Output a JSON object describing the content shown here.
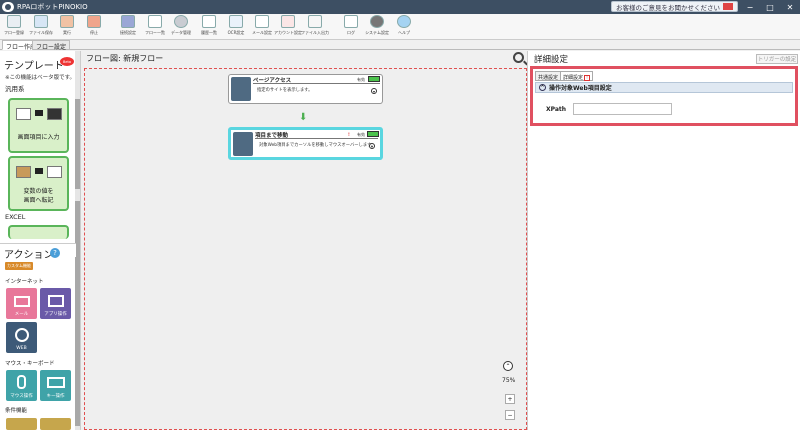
{
  "window": {
    "title": "RPAロボットPINOKIO",
    "feedback_label": "お客様のご意見をお聞かせください",
    "minimize": "−",
    "maximize": "□",
    "close": "✕"
  },
  "toolbar": {
    "items": [
      {
        "label": "フロー登録",
        "icon": "flow-register-icon"
      },
      {
        "label": "ファイル保存",
        "icon": "save-file-icon"
      },
      {
        "label": "実行",
        "icon": "run-icon"
      },
      {
        "label": "停止",
        "icon": "stop-icon"
      },
      {
        "label": "接続設定",
        "icon": "connect-icon"
      },
      {
        "label": "フロー一覧",
        "icon": "list-icon"
      },
      {
        "label": "データ管理",
        "icon": "database-icon"
      },
      {
        "label": "履歴一覧",
        "icon": "history-icon"
      },
      {
        "label": "OCR設定",
        "icon": "ocr-icon"
      },
      {
        "label": "メール設定",
        "icon": "mail-icon"
      },
      {
        "label": "アカウント設定",
        "icon": "account-icon"
      },
      {
        "label": "ファイル入出力",
        "icon": "file-io-icon"
      },
      {
        "label": "ログ",
        "icon": "log-icon"
      },
      {
        "label": "システム設定",
        "icon": "gear-icon"
      },
      {
        "label": "ヘルプ",
        "icon": "help-icon"
      }
    ]
  },
  "tabs": {
    "flow_create": "フロー作成",
    "flow_settings": "フロー設定"
  },
  "left": {
    "template_title": "テンプレート",
    "template_badge": "Beta",
    "beta_note": "※この機能はベータ版です。",
    "category_general": "汎用系",
    "template1_label": "画面項目に入力",
    "template2_label_1": "変数の値を",
    "template2_label_2": "画面へ転記",
    "category_excel": "EXCEL",
    "action_title": "アクション",
    "action_help": "?",
    "custom_tag": "カスタム機能",
    "internet_label": "インターネット",
    "mail_label": "メール",
    "app_label": "アプリ操作",
    "web_label": "WEB",
    "mouse_keyboard_label": "マウス・キーボード",
    "mouse_label": "マウス操作",
    "key_label": "キー操作",
    "condition_label": "条件機能"
  },
  "flow": {
    "header": "フロー図:  新規フロー",
    "node1": {
      "title": "ページアクセス",
      "desc": "指定のサイトを表示します。",
      "enabled": "有効"
    },
    "node2": {
      "title": "項目まで移動",
      "desc": "対象Web項目までカーソルを移動しマウスオーバーします。",
      "enabled": "有効",
      "warn": "!"
    },
    "zoom": "75%",
    "zoom_up": "⌃",
    "zoom_plus": "+",
    "zoom_minus": "−"
  },
  "right": {
    "title": "詳細設定",
    "trigger_button": "トリガーの設定",
    "tab_common": "共通設定",
    "tab_detail": "詳細設定",
    "tab_warn": "!",
    "section_title": "操作対象Web項目設定",
    "xpath_label": "XPath",
    "xpath_value": ""
  },
  "colors": {
    "highlight": "#e05060",
    "selected_node": "#5ad6e0",
    "template_bg": "#d9f0c9",
    "action_pink": "#e8779a",
    "action_purple": "#6a5aa8",
    "action_blue": "#3d5a78",
    "action_teal": "#3fa3a8"
  }
}
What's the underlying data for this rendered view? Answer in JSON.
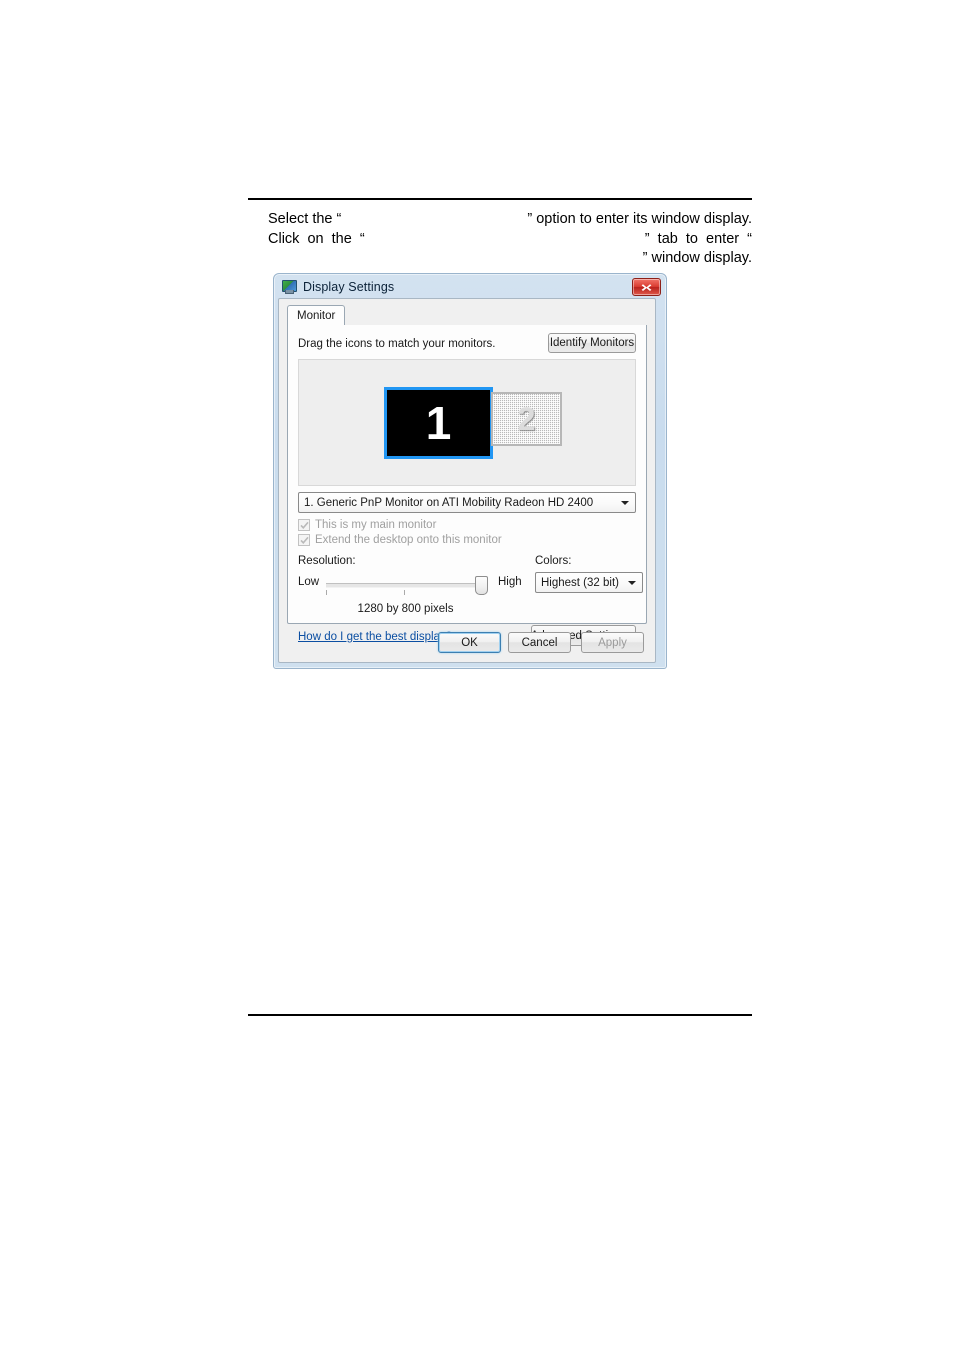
{
  "page": {
    "instructions": {
      "line1_a": "Select the “",
      "line1_blank": "",
      "line1_b": "” option to enter its window display.",
      "line2_a": "Click  on  the  “",
      "line2_blank": "",
      "line2_b": "”  tab  to  enter  “",
      "line3_b": "” window display."
    }
  },
  "dialog": {
    "title": "Display Settings",
    "title_icon": "monitor-icon",
    "close_label": "Close",
    "tabs": [
      {
        "label": "Monitor",
        "selected": true
      }
    ],
    "hint": "Drag the icons to match your monitors.",
    "identify_button": "Identify Monitors",
    "identify_button_accel": "I",
    "monitors": [
      {
        "number": "1",
        "state": "selected-active"
      },
      {
        "number": "2",
        "state": "disabled-hatched"
      }
    ],
    "monitor_select": {
      "value": "1. Generic PnP Monitor on ATI Mobility Radeon HD 2400"
    },
    "checkboxes": [
      {
        "label": "This is my main monitor",
        "accel": "T",
        "checked": true,
        "enabled": false
      },
      {
        "label": "Extend the desktop onto this monitor",
        "accel": "E",
        "checked": true,
        "enabled": false
      }
    ],
    "resolution": {
      "label": "Resolution:",
      "accel": "R",
      "low_label": "Low",
      "high_label": "High",
      "value_text": "1280 by 800 pixels",
      "slider_position_pct": 94
    },
    "colors": {
      "label": "Colors:",
      "accel": "C",
      "value": "Highest (32 bit)"
    },
    "help_link": "How do I get the best display?",
    "advanced_button": "Advanced Settings...",
    "advanced_button_accel": "v",
    "footer_buttons": [
      {
        "name": "ok",
        "label": "OK",
        "default": true,
        "enabled": true
      },
      {
        "name": "cancel",
        "label": "Cancel",
        "default": false,
        "enabled": true
      },
      {
        "name": "apply",
        "label": "Apply",
        "accel": "A",
        "default": false,
        "enabled": false
      }
    ]
  },
  "colors": {
    "accent_blue": "#2196f3",
    "title_frame": "#d3e2f0",
    "close_red": "#d93b30",
    "link_blue": "#0b4ea2",
    "disabled_text": "#a0a0a0"
  }
}
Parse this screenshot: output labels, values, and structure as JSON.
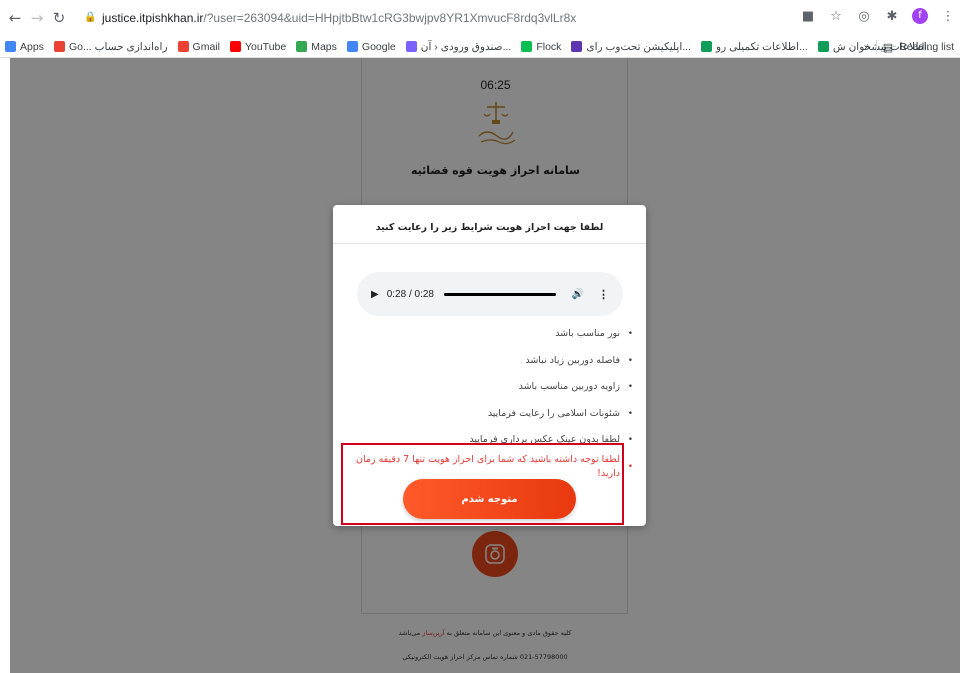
{
  "browser": {
    "url_host": "justice.itpishkhan.ir",
    "url_path": "/?user=263094&uid=HHpjtbBtw1cRG3bwjpv8YR1XmvucF8rdq3vlLr8x",
    "profile_initial": "f",
    "bookmarks": [
      {
        "label": "Apps",
        "icon": "apps-grid-icon",
        "color": "#4285f4"
      },
      {
        "label": "Go... راه‌اندازی حساب",
        "icon": "gmail-icon",
        "color": "#ea4335"
      },
      {
        "label": "Gmail",
        "icon": "gmail-icon",
        "color": "#ea4335"
      },
      {
        "label": "YouTube",
        "icon": "youtube-icon",
        "color": "#ff0000"
      },
      {
        "label": "Maps",
        "icon": "maps-pin-icon",
        "color": "#34a853"
      },
      {
        "label": "Google",
        "icon": "google-icon",
        "color": "#4285f4"
      },
      {
        "label": "صندوق ورودی ‹ آن...",
        "icon": "pencil-icon",
        "color": "#7b61ff"
      },
      {
        "label": "Flock",
        "icon": "flock-icon",
        "color": "#0abe51"
      },
      {
        "label": "اپلیکیشن تحت‌وب رای...",
        "icon": "app-icon",
        "color": "#5e35b1"
      },
      {
        "label": "اطلاعات تکمیلی رو...",
        "icon": "sheets-icon",
        "color": "#0f9d58"
      },
      {
        "label": "اطلاعات پیشخوان ش...",
        "icon": "sheets-icon",
        "color": "#0f9d58"
      }
    ],
    "more_bookmarks": "»",
    "reading_list": "Reading list"
  },
  "page": {
    "clock": "06:25",
    "title": "سامانه احراز هویت قوه قضائیه",
    "footer_rights_prefix": "کلیه حقوق مادی و معنوی این سامانه متعلق به",
    "footer_brand": "آرین‌ساز",
    "footer_rights_suffix": "می‌باشد",
    "footer_contact": "021-57798000 شماره تماس مرکز احراز هویت الکترونیکی"
  },
  "modal": {
    "title": "لطفا جهت احراز هویت شرایط زیر را رعایت کنید",
    "audio_time": "0:28 / 0:28",
    "audio_progress": 1.0,
    "rules": [
      "نور مناسب باشد",
      "فاصله دوربین زیاد نباشد",
      "زاویه دوربین مناسب باشد",
      "شئونات اسلامی را رعایت فرمایید",
      "لطفا بدون عینک عکس برداری فرمایید"
    ],
    "warning": "لطفا توجه داشته باشید که شما برای احراز هویت تنها 7 دقیقه زمان دارید!",
    "ok_label": "متوجه شدم"
  },
  "colors": {
    "accent": "#f04a1d",
    "warning": "#e53935",
    "highlight": "#d0021b"
  }
}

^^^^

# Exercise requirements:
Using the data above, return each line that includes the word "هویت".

# Answer for this exercise:
    "title": "سامانه احراز هویت قوه قضائیه",
    "footer_contact": "021-57798000 شماره تماس مرکز احراز هویت الکترونیکی"
    "title": "لطفا جهت احراز هویت شرایط زیر را رعایت کنید",
    "warning": "لطفا توجه داشته باشید که شما برای احراز هویت تنها 7 دقیقه زمان دارید!",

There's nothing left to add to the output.